“And if we don't fetch her back?” The voice was by now almost inarticulate. “Then you collect the insurance.”
“It’s a go,” he said thickly, “and I guess we’d better sign up before I change my mind.” He hesitated a moment, then blurted: “I spoke of my crew just now, but you might as well know that they’re no special lot. Fact is, my best men cleared out months ago and I had to pick up what I could get. Thing is you’ll have to take ’em as you find ’em, and what’s more, I don’t mind telling you they’ll take some handling, one of ’em in particular.”
“Who’s that?” said Jock quietly.
“Name's Black Matt. At least that's what he goes by. Picked him up this spring in the Bay of Fundy, and the only kind of argument he understands is a marlin-spike behind the ear. But—” here Salty Bill hesitated again and glanced approvingly at MacTier’s massive shoulders—“I don’t count on your having much trouble with him.”
The big man smiled grimly. “We can take care of Matt when the time comes. And now I reckon you’d better sign up.”

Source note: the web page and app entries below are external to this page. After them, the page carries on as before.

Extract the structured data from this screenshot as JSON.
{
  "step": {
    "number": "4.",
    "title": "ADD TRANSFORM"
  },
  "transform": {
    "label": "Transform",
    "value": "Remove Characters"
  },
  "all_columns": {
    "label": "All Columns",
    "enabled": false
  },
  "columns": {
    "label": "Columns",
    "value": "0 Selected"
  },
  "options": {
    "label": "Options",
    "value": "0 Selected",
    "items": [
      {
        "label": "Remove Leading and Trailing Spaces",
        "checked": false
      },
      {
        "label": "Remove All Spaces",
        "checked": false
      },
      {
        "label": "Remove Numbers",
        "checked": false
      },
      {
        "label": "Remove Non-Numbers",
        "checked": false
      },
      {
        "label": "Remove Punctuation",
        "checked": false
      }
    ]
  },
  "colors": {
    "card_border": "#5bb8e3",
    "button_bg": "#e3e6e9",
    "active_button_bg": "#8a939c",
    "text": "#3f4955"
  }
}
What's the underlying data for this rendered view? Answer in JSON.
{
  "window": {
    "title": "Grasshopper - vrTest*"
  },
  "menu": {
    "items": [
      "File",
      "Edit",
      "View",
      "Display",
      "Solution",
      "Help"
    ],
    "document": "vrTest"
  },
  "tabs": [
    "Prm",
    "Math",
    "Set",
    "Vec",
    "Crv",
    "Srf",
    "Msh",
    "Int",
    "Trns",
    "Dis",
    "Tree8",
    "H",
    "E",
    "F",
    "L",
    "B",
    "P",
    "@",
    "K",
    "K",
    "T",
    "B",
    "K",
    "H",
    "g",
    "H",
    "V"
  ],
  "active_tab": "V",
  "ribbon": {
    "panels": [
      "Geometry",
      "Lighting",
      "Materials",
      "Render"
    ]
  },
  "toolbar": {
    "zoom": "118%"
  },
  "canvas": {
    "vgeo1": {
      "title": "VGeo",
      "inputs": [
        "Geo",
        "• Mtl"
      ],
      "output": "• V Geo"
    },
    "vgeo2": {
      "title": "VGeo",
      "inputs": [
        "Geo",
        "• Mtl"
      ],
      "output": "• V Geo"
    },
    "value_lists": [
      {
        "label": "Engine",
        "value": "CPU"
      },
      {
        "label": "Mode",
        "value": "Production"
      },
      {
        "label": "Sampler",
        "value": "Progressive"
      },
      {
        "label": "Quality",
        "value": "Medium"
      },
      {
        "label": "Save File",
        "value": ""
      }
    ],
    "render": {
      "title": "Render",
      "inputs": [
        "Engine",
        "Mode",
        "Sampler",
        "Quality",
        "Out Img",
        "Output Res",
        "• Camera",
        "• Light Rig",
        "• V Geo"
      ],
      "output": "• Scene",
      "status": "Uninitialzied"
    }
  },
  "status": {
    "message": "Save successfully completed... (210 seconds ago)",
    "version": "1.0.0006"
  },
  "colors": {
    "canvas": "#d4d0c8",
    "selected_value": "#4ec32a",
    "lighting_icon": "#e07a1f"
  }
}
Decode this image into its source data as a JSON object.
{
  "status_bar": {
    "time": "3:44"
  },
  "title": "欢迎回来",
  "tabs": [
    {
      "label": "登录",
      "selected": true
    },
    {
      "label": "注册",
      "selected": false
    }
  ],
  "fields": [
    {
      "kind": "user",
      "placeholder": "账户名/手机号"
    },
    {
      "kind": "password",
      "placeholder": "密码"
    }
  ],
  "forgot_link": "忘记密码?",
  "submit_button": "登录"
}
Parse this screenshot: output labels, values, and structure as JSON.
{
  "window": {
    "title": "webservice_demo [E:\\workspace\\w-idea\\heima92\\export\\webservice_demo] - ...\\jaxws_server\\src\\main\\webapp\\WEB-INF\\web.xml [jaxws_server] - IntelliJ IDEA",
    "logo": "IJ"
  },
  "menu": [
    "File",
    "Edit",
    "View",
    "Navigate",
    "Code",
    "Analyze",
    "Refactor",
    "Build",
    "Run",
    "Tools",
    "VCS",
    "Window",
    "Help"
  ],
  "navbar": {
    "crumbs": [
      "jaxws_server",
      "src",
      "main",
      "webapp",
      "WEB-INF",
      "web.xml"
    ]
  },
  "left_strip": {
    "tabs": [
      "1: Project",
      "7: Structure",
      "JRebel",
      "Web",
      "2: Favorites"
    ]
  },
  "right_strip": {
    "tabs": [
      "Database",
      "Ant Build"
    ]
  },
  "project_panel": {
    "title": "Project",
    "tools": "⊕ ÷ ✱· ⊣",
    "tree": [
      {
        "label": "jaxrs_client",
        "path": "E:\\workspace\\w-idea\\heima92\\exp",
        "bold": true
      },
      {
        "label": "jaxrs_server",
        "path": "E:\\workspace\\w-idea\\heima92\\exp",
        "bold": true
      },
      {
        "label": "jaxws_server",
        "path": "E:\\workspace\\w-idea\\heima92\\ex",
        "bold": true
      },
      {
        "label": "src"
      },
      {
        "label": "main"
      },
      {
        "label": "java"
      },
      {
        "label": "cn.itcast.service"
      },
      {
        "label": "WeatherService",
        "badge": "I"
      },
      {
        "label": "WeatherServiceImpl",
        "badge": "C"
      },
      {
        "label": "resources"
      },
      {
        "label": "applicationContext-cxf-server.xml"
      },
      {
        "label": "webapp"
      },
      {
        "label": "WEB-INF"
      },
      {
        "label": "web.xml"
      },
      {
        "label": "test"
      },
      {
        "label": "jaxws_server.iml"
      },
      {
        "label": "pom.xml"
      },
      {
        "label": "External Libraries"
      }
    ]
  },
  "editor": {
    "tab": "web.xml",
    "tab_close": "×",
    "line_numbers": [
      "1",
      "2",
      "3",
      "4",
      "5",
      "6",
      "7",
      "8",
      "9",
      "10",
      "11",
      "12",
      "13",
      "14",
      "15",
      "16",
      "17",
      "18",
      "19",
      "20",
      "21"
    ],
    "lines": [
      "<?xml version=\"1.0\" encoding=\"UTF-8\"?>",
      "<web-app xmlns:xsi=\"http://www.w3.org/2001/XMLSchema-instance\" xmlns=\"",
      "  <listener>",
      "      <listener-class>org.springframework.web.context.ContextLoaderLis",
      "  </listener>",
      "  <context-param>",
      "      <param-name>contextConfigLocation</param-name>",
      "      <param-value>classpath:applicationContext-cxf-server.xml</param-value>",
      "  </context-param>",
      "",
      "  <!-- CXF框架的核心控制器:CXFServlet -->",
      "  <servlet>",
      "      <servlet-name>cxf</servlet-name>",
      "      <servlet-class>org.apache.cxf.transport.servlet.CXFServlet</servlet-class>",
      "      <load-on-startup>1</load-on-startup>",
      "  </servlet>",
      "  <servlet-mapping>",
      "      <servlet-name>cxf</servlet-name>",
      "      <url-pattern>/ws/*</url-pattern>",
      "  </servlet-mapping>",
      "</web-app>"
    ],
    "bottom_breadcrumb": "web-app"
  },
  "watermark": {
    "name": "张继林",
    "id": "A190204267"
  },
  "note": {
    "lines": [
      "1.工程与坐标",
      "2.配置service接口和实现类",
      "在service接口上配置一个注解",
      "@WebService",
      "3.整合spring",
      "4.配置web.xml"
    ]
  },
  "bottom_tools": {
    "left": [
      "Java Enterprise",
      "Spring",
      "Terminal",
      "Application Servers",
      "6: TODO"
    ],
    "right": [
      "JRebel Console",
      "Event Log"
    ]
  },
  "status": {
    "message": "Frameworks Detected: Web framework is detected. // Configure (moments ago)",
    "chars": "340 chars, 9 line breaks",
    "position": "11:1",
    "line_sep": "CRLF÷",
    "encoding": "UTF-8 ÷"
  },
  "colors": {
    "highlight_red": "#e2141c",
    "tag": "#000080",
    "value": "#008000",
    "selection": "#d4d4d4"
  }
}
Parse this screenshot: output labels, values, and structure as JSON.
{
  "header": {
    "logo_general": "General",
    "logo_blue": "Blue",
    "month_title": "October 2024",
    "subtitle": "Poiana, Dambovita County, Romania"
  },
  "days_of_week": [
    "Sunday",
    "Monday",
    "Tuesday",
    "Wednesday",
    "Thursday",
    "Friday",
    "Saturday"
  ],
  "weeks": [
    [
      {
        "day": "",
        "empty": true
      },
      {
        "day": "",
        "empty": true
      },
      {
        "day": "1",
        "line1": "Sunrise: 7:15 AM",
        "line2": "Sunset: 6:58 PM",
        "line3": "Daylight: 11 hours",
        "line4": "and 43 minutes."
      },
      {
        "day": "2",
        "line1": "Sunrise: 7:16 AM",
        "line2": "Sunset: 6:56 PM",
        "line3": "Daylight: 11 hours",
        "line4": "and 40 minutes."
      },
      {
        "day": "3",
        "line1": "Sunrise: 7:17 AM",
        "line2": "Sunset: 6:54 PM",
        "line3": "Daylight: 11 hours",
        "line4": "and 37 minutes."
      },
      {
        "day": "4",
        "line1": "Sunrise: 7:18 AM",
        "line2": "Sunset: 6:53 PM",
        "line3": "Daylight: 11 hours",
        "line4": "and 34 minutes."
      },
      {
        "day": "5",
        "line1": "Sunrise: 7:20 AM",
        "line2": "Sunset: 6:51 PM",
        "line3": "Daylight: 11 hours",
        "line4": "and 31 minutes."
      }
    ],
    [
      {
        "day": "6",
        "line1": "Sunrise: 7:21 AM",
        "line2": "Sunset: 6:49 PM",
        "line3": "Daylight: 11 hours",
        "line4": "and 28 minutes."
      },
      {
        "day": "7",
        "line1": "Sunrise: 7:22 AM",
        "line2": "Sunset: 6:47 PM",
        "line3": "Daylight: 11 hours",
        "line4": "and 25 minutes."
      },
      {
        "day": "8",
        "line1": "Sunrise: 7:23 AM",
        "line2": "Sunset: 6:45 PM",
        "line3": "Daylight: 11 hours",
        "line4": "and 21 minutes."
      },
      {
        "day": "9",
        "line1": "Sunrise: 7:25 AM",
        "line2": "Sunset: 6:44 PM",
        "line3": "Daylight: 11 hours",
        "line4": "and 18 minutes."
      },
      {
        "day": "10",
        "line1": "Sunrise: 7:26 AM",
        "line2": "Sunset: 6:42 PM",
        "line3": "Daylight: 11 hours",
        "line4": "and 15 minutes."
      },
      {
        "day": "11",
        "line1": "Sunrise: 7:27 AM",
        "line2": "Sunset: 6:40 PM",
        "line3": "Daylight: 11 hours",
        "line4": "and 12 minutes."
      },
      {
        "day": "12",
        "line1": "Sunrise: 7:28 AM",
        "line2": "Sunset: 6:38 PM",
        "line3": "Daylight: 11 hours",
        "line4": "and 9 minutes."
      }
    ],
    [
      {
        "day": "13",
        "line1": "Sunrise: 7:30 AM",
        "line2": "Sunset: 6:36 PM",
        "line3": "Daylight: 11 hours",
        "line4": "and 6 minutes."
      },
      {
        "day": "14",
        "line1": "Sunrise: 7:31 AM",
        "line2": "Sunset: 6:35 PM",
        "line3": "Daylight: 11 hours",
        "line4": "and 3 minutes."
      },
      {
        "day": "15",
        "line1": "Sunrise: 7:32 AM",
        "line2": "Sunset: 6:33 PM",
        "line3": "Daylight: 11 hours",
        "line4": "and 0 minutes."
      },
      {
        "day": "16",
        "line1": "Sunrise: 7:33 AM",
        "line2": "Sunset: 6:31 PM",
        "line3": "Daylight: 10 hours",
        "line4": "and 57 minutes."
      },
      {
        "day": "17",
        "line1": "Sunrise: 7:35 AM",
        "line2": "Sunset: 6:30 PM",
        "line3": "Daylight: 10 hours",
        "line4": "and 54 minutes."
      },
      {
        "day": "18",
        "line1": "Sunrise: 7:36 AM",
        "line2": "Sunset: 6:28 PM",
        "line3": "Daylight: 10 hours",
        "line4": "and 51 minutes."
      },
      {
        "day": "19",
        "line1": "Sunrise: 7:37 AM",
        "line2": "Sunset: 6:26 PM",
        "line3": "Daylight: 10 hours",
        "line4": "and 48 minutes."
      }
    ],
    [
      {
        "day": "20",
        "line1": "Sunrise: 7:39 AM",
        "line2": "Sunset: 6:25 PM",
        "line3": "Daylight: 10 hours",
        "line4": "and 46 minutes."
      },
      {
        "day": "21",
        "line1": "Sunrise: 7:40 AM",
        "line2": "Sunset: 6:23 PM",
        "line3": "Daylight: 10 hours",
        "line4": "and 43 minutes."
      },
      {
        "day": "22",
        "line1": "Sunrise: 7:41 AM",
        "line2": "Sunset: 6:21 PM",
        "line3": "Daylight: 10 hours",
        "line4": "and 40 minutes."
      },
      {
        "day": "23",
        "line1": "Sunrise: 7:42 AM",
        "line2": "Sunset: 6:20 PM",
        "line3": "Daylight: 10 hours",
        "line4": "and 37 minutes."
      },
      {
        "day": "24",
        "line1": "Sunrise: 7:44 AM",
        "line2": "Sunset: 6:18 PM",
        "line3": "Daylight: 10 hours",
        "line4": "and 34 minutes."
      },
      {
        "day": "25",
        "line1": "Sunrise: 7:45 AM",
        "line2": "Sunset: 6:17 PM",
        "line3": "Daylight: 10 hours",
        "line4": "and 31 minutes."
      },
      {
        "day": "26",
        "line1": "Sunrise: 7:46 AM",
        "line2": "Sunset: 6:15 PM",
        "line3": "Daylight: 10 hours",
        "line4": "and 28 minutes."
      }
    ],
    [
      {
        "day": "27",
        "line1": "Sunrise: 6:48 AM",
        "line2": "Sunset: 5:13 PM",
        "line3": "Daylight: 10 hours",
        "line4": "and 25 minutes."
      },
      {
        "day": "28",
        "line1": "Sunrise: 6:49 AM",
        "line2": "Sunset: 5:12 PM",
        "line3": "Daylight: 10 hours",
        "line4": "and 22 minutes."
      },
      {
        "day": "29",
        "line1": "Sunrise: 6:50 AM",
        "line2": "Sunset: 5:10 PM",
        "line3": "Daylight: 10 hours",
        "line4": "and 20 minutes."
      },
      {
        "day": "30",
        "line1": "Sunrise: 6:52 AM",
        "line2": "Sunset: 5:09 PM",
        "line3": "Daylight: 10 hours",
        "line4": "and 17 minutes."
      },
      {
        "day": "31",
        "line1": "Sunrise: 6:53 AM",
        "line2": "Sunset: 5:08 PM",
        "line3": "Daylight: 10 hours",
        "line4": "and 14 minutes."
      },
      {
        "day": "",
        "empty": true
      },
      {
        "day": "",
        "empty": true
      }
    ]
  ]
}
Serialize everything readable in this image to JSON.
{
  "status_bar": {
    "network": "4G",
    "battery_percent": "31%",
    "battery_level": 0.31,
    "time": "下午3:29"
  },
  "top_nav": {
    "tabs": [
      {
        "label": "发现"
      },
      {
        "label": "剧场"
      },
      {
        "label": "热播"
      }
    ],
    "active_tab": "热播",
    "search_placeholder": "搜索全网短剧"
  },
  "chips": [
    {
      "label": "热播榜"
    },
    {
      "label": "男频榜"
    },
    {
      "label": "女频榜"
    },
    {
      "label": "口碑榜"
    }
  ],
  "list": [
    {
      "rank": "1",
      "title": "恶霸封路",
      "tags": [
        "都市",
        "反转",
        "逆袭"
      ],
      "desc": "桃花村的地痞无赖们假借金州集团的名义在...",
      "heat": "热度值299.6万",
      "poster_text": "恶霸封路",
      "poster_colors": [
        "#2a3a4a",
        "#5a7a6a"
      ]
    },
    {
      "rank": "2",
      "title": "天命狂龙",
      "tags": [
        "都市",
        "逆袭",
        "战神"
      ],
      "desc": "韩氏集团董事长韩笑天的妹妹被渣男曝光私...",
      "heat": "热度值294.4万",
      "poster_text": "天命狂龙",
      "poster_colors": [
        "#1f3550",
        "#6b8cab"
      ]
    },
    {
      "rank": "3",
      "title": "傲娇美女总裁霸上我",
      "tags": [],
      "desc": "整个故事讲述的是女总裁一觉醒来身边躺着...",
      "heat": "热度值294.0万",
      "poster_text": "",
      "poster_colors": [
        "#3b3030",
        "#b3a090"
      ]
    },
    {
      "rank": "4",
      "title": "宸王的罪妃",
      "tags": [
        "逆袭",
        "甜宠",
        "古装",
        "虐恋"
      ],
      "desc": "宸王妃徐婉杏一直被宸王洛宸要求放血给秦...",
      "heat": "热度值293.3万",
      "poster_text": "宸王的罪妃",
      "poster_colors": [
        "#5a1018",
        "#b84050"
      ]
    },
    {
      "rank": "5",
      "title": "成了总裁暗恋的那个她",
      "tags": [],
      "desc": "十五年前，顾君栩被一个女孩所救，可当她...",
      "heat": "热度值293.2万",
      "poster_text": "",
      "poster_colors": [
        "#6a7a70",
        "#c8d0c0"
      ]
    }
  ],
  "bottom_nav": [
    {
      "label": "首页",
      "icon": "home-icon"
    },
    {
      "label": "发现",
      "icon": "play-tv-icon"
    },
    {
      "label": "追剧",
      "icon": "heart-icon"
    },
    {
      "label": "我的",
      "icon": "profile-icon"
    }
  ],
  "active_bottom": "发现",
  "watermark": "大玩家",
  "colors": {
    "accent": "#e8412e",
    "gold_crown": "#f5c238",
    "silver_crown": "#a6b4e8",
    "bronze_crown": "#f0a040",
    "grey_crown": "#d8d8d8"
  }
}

Long before this each faint mark on the mysterious map of Henry Rintoul was graven on the mind of Sergeant MacTier, and out of the apparent chaos certain points had been definitely evolved. He made out that the line coming in from the right was a river and the thing in the middle was an island, seventy miles long from end to end. At the bottom of the map the words “send help” were decipherable. “liver” he jumped at as “silver,” and finally came to the conclusion that the irregular diagram in the centre of the island was a lake. The thing that bothered him was how an island of this magnitude still remained uncharted on any Govèrnment map even in the desolate spaces of the North.
Day after day he pondered while the Siren rounded Cape Chidley, which, as all the world knows, is the north-easterly angle of Labrador, and, having dodged inside the Button Islands, bucked drift ice for a solid week before she got clear through into Ungava Bay.
During this period also he came to certain conclusions about the crew of the Siren. Salty Bill was not far wrong, for not once in the past weeks had Sergeant MacTier secured one steady stare from the shifty eyes of Black Matt. There had been grumblings, and more than grumblings, when the blunt nose of the Siren turned toward the Arctic but, however strong might be the undercurrent of revolt, there was nothing so far on which to lay a masterful hand. A little later they picked up field ice, which they skirted carefully, then ran for a day parallel with the jagged coast, till they sighted a great glistening floe that stretched for miles, rising into the centre into a gentle mass of gleaming crags while round its shining sides the green waves danced in flashing brilliancy. And two days after the big floe dropped out of sight astern, the Siren furled her variegated wings, and, with a muffled cough from her auxiliary engine, waddled up the Koksoak River toward Fort Chimo.
To be Continued.